The land is owned by Ferreira Family Partners, which has had the land for 25 to 30 years. It was approached by Aina Lani Pacific LLC partner Howard Kihune Jr. His company would develop around 28 to 30 housing units that would be 100 percent affordable, according to a committee report.
While the matter would still be vetted through the Maui Planning Commission and later again at the council, community members were opposed to the bill, saying they needed more information about the project and were concerned about zoning changes.
King called for a public hearing. But the issue failed after Cochran withdrew her support after initially supporting the hearing.
Cochran said it is a “tough one” for her, but she believed there was a process for the change in zoning should go through.
She did not want to delay the matter.
But King said she and members of the community wanted more information, and that the developers did not come forward until after committee action was taken.
She said the community has concerns over the “up-zoning,” and they wonder what else could be developed in the area without seeing definite plans.
Crivello said that, if zoning were changed, it would conform to the community plan, which designates the area for single-family dwellings. She added that the current open zone designation assigned to the parcel is old and outdated.
She reiterated that the land use matters would have more public meetings.
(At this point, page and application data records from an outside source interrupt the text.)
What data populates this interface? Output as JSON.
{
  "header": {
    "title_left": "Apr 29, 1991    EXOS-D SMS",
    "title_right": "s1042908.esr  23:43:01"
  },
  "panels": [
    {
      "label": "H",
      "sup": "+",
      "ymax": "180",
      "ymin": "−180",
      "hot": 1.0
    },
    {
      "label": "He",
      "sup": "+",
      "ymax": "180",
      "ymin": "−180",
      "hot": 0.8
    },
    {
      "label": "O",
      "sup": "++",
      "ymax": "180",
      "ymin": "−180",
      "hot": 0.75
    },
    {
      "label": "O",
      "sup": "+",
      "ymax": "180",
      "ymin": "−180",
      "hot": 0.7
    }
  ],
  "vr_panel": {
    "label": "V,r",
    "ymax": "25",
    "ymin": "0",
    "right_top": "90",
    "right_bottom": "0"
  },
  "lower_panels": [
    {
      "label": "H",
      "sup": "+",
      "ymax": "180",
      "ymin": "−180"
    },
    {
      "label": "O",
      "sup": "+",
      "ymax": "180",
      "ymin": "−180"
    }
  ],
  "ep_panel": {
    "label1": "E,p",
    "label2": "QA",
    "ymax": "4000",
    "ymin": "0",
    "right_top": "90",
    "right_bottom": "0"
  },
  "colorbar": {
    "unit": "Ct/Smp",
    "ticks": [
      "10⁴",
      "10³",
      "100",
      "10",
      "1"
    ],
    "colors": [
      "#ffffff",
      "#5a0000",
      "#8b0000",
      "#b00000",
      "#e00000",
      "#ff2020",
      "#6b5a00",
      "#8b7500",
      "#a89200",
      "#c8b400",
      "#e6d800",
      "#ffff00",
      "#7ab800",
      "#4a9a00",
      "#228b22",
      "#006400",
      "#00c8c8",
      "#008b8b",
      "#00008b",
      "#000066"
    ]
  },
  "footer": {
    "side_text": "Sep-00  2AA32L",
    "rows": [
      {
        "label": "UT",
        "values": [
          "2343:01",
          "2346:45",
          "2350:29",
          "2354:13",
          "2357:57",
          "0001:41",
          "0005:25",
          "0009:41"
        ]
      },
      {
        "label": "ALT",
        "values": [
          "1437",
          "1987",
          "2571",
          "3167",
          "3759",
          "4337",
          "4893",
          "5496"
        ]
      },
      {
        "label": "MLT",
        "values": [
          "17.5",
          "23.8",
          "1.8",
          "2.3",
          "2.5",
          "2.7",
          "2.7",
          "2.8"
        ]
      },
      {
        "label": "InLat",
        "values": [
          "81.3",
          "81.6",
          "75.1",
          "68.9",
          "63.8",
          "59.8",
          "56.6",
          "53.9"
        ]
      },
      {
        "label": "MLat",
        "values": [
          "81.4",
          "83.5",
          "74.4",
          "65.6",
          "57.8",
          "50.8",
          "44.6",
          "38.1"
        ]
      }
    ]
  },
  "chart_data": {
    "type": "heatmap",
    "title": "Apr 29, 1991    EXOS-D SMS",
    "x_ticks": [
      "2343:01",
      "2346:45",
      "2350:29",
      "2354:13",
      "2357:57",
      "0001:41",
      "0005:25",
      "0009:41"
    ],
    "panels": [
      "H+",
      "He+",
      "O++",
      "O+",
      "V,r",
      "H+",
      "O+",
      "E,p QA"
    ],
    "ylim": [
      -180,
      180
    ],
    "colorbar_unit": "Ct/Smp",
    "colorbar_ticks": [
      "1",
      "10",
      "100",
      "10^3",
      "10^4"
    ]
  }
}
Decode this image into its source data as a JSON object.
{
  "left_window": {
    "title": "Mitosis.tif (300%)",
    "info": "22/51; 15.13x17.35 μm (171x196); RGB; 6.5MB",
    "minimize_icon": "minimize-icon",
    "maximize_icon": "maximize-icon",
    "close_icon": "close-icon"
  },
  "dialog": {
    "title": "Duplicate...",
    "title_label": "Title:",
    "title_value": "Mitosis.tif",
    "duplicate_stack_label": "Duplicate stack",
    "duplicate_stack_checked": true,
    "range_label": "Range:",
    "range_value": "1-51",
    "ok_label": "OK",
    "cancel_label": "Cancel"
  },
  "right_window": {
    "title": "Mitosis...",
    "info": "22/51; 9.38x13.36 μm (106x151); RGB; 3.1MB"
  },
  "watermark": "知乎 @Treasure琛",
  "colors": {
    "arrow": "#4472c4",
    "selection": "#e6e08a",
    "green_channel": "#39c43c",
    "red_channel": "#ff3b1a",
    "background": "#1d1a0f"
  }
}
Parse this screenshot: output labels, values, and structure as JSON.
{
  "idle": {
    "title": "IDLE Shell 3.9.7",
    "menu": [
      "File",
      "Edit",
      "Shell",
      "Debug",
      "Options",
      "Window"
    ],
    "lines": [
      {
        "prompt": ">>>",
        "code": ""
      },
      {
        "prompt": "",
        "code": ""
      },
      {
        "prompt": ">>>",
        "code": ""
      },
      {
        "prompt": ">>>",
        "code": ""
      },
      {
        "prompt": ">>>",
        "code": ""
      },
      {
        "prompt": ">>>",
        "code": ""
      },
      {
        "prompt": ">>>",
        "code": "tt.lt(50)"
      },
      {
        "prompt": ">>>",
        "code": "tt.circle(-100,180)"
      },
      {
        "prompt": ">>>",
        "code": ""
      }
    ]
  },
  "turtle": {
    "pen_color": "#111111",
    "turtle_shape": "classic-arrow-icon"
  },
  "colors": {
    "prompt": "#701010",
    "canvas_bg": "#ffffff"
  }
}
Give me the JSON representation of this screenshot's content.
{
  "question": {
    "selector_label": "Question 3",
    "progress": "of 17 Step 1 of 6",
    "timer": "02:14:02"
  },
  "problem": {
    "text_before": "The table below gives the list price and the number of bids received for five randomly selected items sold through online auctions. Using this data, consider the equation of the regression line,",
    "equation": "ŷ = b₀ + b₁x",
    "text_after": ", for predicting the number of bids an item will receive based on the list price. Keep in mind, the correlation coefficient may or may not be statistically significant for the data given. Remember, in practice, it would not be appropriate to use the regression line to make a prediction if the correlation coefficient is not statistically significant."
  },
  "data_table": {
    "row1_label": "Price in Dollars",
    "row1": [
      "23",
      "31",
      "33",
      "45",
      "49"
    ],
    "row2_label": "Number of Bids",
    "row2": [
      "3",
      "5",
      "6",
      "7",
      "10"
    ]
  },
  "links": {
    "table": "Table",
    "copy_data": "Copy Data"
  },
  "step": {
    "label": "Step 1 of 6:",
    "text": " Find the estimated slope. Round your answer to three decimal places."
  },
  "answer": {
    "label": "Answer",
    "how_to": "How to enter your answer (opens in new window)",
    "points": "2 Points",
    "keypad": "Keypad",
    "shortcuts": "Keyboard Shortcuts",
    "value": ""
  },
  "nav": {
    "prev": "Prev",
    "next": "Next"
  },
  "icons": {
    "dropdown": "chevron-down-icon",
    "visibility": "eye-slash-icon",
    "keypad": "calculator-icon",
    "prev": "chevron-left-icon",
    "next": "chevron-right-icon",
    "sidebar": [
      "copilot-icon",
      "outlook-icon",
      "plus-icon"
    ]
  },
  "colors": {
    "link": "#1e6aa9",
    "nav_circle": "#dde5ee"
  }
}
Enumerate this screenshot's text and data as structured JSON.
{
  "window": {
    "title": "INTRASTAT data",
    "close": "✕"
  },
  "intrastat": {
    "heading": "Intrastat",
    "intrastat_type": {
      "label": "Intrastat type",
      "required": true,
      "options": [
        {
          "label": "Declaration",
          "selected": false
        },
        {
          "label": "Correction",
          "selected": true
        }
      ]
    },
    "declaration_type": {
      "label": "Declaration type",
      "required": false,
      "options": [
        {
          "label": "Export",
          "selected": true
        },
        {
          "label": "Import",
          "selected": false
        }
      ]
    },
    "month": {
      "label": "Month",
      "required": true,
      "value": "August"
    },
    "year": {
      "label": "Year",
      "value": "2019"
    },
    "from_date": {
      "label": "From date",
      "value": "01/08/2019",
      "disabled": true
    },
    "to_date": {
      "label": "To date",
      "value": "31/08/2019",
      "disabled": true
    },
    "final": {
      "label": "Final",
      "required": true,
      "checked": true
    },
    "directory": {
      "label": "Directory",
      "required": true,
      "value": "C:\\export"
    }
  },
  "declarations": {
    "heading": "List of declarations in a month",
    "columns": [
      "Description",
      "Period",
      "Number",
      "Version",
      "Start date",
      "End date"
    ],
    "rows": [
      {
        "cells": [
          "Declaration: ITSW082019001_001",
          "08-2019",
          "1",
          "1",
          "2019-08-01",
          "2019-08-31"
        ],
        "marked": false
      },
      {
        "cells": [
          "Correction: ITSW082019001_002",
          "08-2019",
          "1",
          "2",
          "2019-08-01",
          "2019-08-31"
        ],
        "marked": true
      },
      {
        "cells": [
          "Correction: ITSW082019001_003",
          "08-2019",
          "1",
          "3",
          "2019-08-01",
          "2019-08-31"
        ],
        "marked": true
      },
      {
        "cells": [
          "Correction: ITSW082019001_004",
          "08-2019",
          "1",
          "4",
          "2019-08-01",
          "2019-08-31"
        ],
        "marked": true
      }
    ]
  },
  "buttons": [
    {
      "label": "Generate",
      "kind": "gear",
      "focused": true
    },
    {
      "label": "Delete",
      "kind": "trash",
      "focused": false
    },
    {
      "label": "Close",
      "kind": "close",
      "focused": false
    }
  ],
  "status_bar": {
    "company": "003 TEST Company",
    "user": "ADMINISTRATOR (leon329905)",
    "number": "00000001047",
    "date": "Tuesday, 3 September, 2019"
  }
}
Crivello said that the council members all say affordable housing is needed and this would be a way to achieve that.
“Delay, delay, delay,” Crivello said of not moving the issue forward. “The homebuyers get tacked on the costs” if there are setbacks, she said.
“How much do we want to provide for our residents?” she asked.
* Melissa Tanji can be reached at email@example.com.